Web page and app entries:
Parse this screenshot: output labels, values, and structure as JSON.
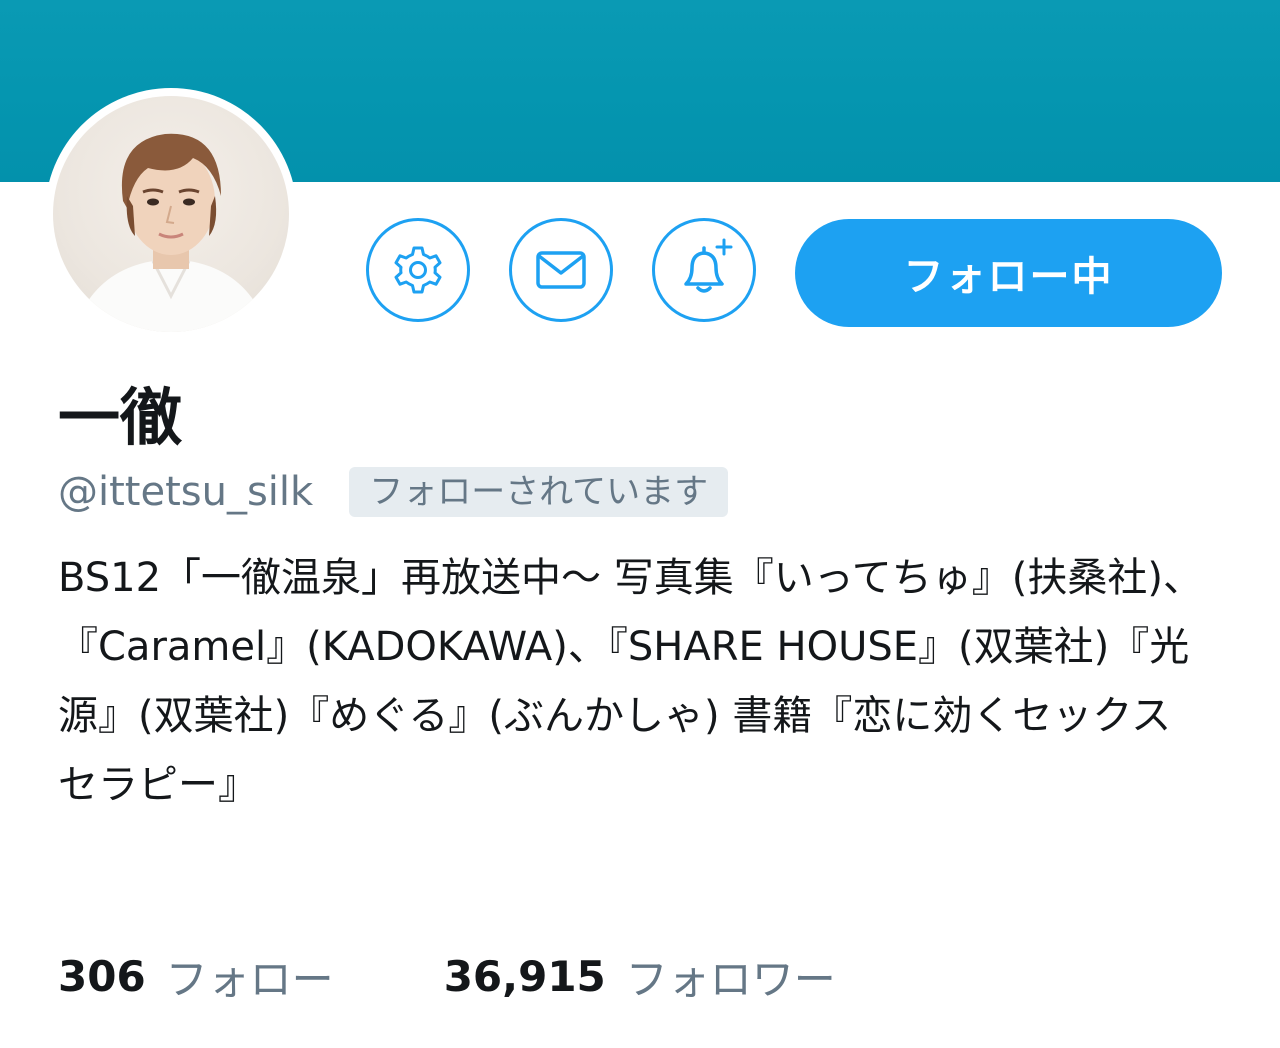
{
  "profile": {
    "display_name": "一徹",
    "handle": "@ittetsu_silk",
    "follows_you_label": "フォローされています",
    "bio": "BS12「一徹温泉」再放送中〜 写真集『いってちゅ』(扶桑社)、『Caramel』(KADOKAWA)、『SHARE HOUSE』(双葉社)『光源』(双葉社)『めぐる』(ぶんかしゃ) 書籍『恋に効くセックスセラピー』"
  },
  "actions": {
    "settings_icon": "gear-icon",
    "message_icon": "envelope-icon",
    "notify_icon": "bell-plus-icon",
    "follow_button_label": "フォロー中"
  },
  "stats": {
    "following_count": "306",
    "following_label": "フォロー",
    "followers_count": "36,915",
    "followers_label": "フォロワー"
  },
  "colors": {
    "banner": "#0596b0",
    "accent": "#1da1f2",
    "secondary_text": "#657786",
    "badge_bg": "#e6ecf0"
  }
}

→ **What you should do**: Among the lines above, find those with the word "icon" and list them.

→ **Solution below**:
    "settings_icon": "gear-icon",
    "message_icon": "envelope-icon",
    "notify_icon": "bell-plus-icon",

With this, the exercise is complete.